Reproduce the records below exactly as shown.

Saved data entries
= Beginning of Section =
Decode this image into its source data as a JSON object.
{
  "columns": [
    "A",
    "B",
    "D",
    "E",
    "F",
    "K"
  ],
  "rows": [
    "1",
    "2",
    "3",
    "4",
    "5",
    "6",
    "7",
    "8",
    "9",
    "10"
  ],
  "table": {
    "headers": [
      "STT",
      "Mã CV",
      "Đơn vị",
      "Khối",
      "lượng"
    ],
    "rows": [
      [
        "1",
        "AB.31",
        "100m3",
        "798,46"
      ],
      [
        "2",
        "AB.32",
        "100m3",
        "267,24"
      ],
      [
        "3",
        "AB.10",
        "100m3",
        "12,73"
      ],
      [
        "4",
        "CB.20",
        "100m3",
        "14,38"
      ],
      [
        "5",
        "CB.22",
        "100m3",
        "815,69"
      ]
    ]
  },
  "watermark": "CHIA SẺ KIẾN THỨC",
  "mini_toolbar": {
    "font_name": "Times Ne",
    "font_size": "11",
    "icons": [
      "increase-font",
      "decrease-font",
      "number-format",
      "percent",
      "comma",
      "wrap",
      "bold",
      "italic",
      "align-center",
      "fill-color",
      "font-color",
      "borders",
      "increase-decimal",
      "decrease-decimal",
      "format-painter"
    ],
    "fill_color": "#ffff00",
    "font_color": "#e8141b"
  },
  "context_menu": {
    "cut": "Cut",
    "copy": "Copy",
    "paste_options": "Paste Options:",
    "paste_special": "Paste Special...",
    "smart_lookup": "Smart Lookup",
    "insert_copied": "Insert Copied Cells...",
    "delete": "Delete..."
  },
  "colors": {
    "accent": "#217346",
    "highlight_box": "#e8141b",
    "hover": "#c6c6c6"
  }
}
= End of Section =
- **Result for this exercise**
Decode this image into its source data as a JSON object.
{
  "columns": [
    "A",
    "B",
    "D",
    "E",
    "F",
    "K"
  ],
  "rows": [
    "1",
    "2",
    "3",
    "4",
    "5",
    "6",
    "7",
    "8",
    "9",
    "10"
  ],
  "table": {
    "headers": [
      "STT",
      "Mã CV",
      "Đơn vị",
      "Khối",
      "lượng"
    ],
    "rows": [
      [
        "1",
        "AB.31",
        "100m3",
        "798,46"
      ],
      [
        "2",
        "AB.32",
        "100m3",
        "267,24"
      ],
      [
        "3",
        "AB.10",
        "100m3",
        "12,73"
      ],
      [
        "4",
        "CB.20",
        "100m3",
        "14,38"
      ],
      [
        "5",
        "CB.22",
        "100m3",
        "815,69"
      ]
    ]
  },
  "watermark": "CHIA SẺ KIẾN THỨC",
  "mini_toolbar": {
    "font_name": "Times Ne",
    "font_size": "11",
    "icons": [
      "increase-font",
      "decrease-font",
      "number-format",
      "percent",
      "comma",
      "wrap",
      "bold",
      "italic",
      "align-center",
      "fill-color",
      "font-color",
      "borders",
      "increase-decimal",
      "decrease-decimal",
      "format-painter"
    ],
    "fill_color": "#ffff00",
    "font_color": "#e8141b"
  },
  "context_menu": {
    "cut": "Cut",
    "copy": "Copy",
    "paste_options": "Paste Options:",
    "paste_special": "Paste Special...",
    "smart_lookup": "Smart Lookup",
    "insert_copied": "Insert Copied Cells...",
    "delete": "Delete..."
  },
  "colors": {
    "accent": "#217346",
    "highlight_box": "#e8141b",
    "hover": "#c6c6c6"
  }
}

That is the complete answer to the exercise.